*** Opening of Data provided ***
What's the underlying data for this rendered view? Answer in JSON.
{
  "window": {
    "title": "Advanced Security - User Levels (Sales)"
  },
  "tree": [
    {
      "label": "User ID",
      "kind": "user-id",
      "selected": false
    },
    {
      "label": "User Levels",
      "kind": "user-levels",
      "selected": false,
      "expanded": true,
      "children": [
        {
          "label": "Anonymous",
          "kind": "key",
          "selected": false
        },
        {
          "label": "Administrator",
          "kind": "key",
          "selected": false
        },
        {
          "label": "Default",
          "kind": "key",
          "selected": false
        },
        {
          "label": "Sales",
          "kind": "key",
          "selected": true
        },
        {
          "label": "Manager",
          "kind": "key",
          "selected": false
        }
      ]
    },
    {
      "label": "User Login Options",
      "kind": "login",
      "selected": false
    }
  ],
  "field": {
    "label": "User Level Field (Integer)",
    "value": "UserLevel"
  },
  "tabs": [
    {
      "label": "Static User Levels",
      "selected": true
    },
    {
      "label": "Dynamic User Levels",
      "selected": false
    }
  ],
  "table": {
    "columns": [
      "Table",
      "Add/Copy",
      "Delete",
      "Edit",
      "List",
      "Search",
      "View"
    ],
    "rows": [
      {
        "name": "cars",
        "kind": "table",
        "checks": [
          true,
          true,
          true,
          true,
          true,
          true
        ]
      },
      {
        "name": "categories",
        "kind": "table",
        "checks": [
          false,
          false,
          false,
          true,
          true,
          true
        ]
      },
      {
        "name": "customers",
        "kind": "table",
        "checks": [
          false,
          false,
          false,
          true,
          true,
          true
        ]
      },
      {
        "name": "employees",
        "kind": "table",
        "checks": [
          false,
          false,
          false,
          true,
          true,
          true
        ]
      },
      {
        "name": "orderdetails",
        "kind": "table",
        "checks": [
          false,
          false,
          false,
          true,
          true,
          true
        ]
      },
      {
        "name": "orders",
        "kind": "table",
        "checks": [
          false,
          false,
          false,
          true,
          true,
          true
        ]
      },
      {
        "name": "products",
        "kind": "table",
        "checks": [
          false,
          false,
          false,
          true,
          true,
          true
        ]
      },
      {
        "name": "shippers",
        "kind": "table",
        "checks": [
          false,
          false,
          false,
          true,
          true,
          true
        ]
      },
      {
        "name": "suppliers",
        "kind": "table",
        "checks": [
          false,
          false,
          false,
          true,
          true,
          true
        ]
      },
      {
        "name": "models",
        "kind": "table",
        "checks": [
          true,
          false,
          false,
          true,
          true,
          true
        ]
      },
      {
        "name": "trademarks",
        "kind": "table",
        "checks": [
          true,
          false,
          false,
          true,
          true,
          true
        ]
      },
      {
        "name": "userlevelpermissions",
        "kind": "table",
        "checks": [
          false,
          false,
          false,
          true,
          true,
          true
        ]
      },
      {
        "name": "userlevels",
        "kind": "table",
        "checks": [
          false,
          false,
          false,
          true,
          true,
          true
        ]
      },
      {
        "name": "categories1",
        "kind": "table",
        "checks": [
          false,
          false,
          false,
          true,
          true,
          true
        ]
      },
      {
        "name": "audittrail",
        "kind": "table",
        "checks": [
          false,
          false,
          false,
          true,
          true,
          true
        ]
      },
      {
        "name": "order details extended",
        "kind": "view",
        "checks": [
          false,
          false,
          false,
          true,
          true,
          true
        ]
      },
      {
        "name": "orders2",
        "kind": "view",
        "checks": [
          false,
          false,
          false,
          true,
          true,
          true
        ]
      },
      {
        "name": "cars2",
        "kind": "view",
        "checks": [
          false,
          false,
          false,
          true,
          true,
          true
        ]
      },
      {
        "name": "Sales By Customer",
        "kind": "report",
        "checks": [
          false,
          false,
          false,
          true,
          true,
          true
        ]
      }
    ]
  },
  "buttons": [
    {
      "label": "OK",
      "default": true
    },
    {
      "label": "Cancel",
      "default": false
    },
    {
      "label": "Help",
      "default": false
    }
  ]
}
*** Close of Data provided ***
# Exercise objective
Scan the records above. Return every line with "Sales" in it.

# Solution for this exercise
    "title": "Advanced Security - User Levels (Sales)"
          "label": "Sales",
        "name": "Sales By Customer",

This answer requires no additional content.